_Items from an interface collection_:
══════════════════════════════

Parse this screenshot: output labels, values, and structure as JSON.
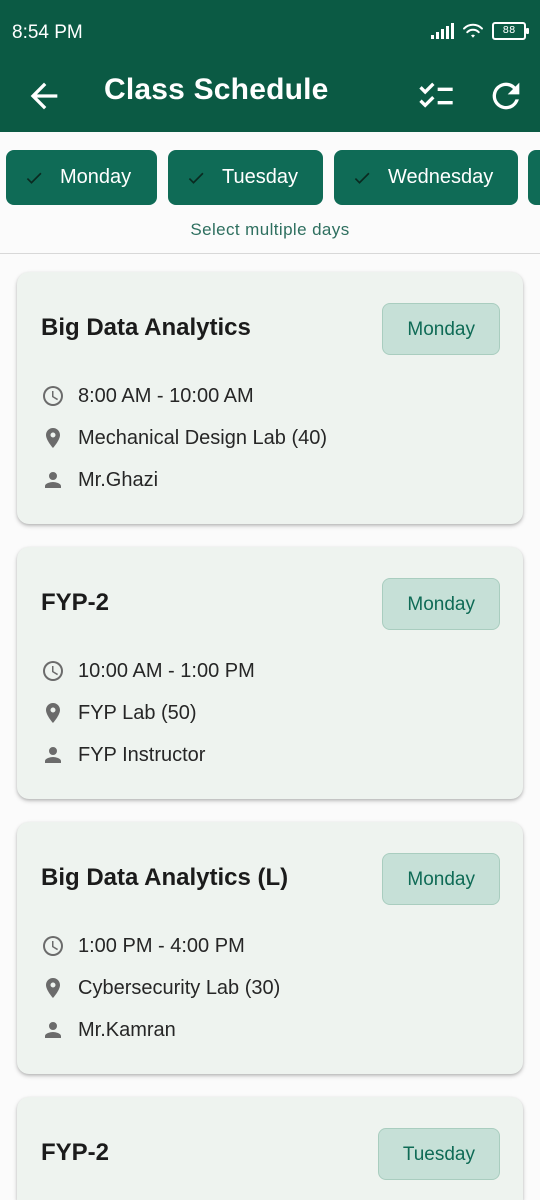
{
  "status_bar": {
    "time": "8:54 PM",
    "battery": "88"
  },
  "app_bar": {
    "title": "Class Schedule"
  },
  "filters": {
    "chips": [
      {
        "label": "Monday"
      },
      {
        "label": "Tuesday"
      },
      {
        "label": "Wednesday"
      }
    ],
    "hint": "Select multiple days"
  },
  "classes": [
    {
      "title": "Big Data Analytics",
      "day": "Monday",
      "time": "8:00 AM - 10:00 AM",
      "room": "Mechanical Design Lab (40)",
      "instructor": "Mr.Ghazi"
    },
    {
      "title": "FYP-2",
      "day": "Monday",
      "time": "10:00 AM - 1:00 PM",
      "room": "FYP Lab (50)",
      "instructor": "FYP Instructor"
    },
    {
      "title": "Big Data Analytics (L)",
      "day": "Monday",
      "time": "1:00 PM - 4:00 PM",
      "room": "Cybersecurity Lab (30)",
      "instructor": "Mr.Kamran"
    },
    {
      "title": "FYP-2",
      "day": "Tuesday"
    }
  ],
  "colors": {
    "primary": "#0b5a44",
    "chip": "#0f6b56",
    "card_bg": "#eef3ef",
    "badge_bg": "#c6e0d7",
    "icon_grey": "#6b6b6b"
  },
  "icons": {
    "back": "arrow-back-icon",
    "checklist": "checklist-icon",
    "refresh": "refresh-icon",
    "chip_check": "check-icon",
    "time": "clock-icon",
    "room": "location-pin-icon",
    "instructor": "person-icon"
  }
}
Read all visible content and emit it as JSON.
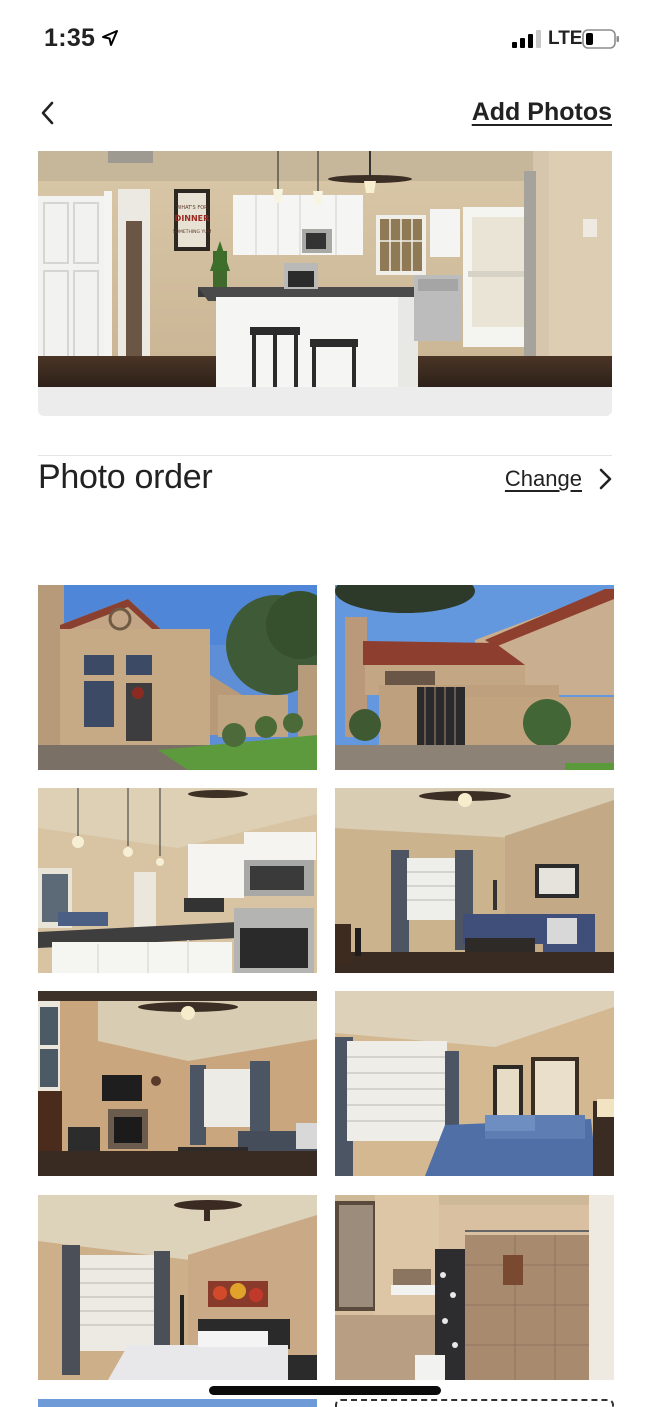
{
  "status_bar": {
    "time": "1:35",
    "network": "LTE",
    "icons": [
      "location-arrow-icon",
      "cellular-signal-icon",
      "battery-icon"
    ],
    "signal_bars": 3
  },
  "nav": {
    "back_icon": "chevron-left-icon",
    "add_photos_label": "Add Photos"
  },
  "hero_photo": {
    "scene": "kitchen",
    "sign_text": [
      "WHAT'S FOR",
      "DINNER",
      "SOMETHING YUM"
    ]
  },
  "photo_order": {
    "title": "Photo order",
    "change_label": "Change",
    "change_icon": "chevron-right-icon"
  },
  "photos": [
    {
      "scene": "exterior-front"
    },
    {
      "scene": "exterior-gate"
    },
    {
      "scene": "kitchen-open-plan"
    },
    {
      "scene": "living-room-sofa"
    },
    {
      "scene": "living-room-fireplace"
    },
    {
      "scene": "bedroom-blue-quilt"
    },
    {
      "scene": "bedroom-ceiling-fan"
    },
    {
      "scene": "bathroom-shower"
    }
  ],
  "colors": {
    "text": "#222222",
    "divider": "#e4e4e4",
    "caption_bar": "#ececec",
    "home_indicator": "#0b0b0b"
  }
}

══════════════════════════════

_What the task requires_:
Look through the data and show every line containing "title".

_Task response_:
    "title": "Class Schedule"
      "title": "Big Data Analytics",
      "title": "FYP-2",
      "title": "Big Data Analytics (L)",
      "title": "FYP-2",
    "title": "Photo order",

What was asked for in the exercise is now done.